There came very near being a vacancy in the Admiral's grade yesterday. I was driving in Rock Creek Park, near the Military Road, having just turned at that Road and started back, when a large tree, which I had passed a minute before, fell not a hundred feet in front of met directly across the road, breaking into three pieces. I think in ten seconds more I would have been under it! This causes me to mention to you that in my drives through the park I have noticed a number of trees along the banks, as well as some along the Military Road, leaning badly and looking as though they were liable to fall.
Capt. Jay J. Morrow, acting for Biddle, assured the admiral that dangerous trees would be removed. 
Woodrow Wilson enjoyed drives and walks in Rock Creek Park during his presidency. In September 1915 he was courting Edith Boiling Galt, who would become his second wife. His driver would take them to a point on Ross Drive, let them walk alone in the woods, and pick them up at a point further along the road. 
After World War I the Office of Public Buildings and Grounds undertook to remove numerous dead trees, mostly blighted chestnut. Hundreds were sold to private cutters for telephone and telegraph poles. President Wilson was disturbed. "[C]ouldn't you give the trees in Rock Creek Park a vacation?" he wrote Colonel Ridley in April 1920. "I have been distressed by the number I have seen cut down there." Ridley answered that the only trees being cut were already dead and that the work was being done ''as a necessary part of the park preservation" in accordance with a 1918 report by the Olmsted Brothers landscape architecture firm. 
Wilson was unpersuaded. "I do not profess to be a forester, but the great majority of trees that I have noticed laying prostrate in the park are certainly sound," he replied. "1 know a sound tree when I see it inside the bark. Moreover, in one part of the park a whole plantation of young pines...have been cut down and it made my heart ache to see it." Ridley sent this message to Superintendent Gillen with orders to cease cutting any more trees, large or small, dead or alive, until further notice. Gillen responded that the cut pines were outside the park boundary, and Ridley so informed the president. 
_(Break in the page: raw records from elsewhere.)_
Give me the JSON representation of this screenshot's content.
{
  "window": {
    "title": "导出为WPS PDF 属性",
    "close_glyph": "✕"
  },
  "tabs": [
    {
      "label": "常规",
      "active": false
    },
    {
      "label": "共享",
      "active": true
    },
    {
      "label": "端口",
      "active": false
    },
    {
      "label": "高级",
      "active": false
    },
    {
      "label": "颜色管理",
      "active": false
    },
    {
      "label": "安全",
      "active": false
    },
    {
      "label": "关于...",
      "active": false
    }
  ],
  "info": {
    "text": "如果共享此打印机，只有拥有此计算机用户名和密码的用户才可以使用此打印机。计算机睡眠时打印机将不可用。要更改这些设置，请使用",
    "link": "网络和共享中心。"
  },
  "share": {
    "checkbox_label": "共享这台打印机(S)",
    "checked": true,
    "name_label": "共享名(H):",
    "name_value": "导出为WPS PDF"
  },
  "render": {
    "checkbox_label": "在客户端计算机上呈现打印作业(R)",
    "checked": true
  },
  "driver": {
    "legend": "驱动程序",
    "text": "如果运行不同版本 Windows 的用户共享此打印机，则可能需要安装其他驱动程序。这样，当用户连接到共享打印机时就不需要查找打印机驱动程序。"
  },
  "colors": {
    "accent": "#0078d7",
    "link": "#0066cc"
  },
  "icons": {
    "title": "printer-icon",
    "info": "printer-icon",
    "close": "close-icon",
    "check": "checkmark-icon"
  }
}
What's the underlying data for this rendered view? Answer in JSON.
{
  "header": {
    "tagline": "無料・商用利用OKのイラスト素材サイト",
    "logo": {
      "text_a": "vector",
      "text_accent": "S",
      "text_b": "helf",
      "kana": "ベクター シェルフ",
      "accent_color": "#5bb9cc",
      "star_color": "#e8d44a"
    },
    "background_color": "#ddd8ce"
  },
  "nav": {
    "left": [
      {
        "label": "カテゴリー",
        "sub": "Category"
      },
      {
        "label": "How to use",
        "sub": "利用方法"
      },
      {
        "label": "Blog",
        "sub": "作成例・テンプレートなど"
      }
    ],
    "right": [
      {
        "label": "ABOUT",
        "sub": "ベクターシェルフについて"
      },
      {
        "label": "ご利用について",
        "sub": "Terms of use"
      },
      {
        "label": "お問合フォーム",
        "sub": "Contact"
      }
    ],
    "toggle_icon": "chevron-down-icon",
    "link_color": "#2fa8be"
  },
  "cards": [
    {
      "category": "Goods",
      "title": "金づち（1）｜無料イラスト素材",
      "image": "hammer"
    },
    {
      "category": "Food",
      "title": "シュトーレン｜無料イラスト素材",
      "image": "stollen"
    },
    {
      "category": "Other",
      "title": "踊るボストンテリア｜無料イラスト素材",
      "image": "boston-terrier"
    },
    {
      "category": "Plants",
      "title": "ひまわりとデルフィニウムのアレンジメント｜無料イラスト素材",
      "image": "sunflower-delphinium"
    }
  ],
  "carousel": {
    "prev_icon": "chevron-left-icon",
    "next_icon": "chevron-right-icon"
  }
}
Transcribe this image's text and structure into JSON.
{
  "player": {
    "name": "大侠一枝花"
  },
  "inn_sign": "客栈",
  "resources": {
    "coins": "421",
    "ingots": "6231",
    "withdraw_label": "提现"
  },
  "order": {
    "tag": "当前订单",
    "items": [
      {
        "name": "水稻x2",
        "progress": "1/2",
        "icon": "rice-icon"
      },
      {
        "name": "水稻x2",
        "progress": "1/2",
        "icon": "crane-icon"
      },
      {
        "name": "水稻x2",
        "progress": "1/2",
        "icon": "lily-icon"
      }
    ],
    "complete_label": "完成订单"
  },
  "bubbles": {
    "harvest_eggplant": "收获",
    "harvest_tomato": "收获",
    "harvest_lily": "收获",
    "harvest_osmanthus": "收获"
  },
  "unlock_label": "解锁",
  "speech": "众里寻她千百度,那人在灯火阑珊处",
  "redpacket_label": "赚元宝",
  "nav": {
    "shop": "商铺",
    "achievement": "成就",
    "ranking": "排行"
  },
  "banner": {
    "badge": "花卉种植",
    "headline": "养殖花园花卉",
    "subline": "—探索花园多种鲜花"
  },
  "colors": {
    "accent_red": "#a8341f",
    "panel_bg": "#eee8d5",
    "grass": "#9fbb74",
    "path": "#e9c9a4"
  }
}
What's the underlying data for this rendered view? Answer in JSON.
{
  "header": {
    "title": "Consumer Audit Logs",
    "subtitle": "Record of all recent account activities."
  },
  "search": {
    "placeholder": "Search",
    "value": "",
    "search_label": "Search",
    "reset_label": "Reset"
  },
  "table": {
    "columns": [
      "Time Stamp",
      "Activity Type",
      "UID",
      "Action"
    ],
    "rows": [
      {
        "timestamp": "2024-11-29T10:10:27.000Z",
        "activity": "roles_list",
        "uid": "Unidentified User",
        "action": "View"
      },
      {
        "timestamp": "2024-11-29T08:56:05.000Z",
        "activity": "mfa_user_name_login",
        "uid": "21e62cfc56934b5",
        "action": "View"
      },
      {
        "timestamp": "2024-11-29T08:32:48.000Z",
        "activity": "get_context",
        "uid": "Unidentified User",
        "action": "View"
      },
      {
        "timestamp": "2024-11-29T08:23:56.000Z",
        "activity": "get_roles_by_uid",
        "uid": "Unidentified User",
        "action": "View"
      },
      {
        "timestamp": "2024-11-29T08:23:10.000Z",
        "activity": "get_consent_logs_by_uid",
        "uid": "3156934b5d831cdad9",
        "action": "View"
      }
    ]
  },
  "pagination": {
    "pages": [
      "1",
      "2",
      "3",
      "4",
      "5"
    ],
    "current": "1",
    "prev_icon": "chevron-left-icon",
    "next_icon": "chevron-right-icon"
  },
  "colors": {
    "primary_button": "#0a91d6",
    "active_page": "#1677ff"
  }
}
Wilson maintained his interest in the park after he left office in March 1921 and moved to a house on S Street. That June, upset about news of the forthcoming golf course construction, he wrote Colonel Sherrill:
Is it possible that it is true that a golf course is to be laid out in Rock Creek Park? I am loath to believe that such an unforgivable piece of vandalism is even in contemplation, and therefore beg leave to enter my earnest and emphatic protest. That park is the most beautiful thing in the United States, and to mar its natural beauty for the sake of a sport would be to do an irretrievable thing which subsequent criticism and regret would never repair.
Sherrill replied evasively, suggesting that the tract under consideration was suited to the purpose but claiming that no definite steps had been taken other than to determine the public's wishes in the matter. The golf course construction began that October, as planned. 
A memorial in Rock Creek Park honors another prominent park user of the period: Jules Jusserand, French ambassador to the United States from 1903 to 1925. Jusserand was close to Theodore Roosevelt and often accompanied the president on his romps through the park. Congress authorized the memorial in June 1935, the Fine Arts Commission approved Joseph Freedlander's design for a granite bench a year later, the Jusserand Memorial Committee raised the necessary funds, and President Franklin D. Roosevelt dedicated the completed memorial on November 7, 1936. Placement of the memorial in the park, overlooking Beach Drive and the creek a short distance south of Pierce Mill, worried Rock Creek's National Park Service managers at the time: they feared it would constitute a precedent for further memorial intrusions in the natural setting. But the Jusserand bench remained the sole commemorative feature in the park.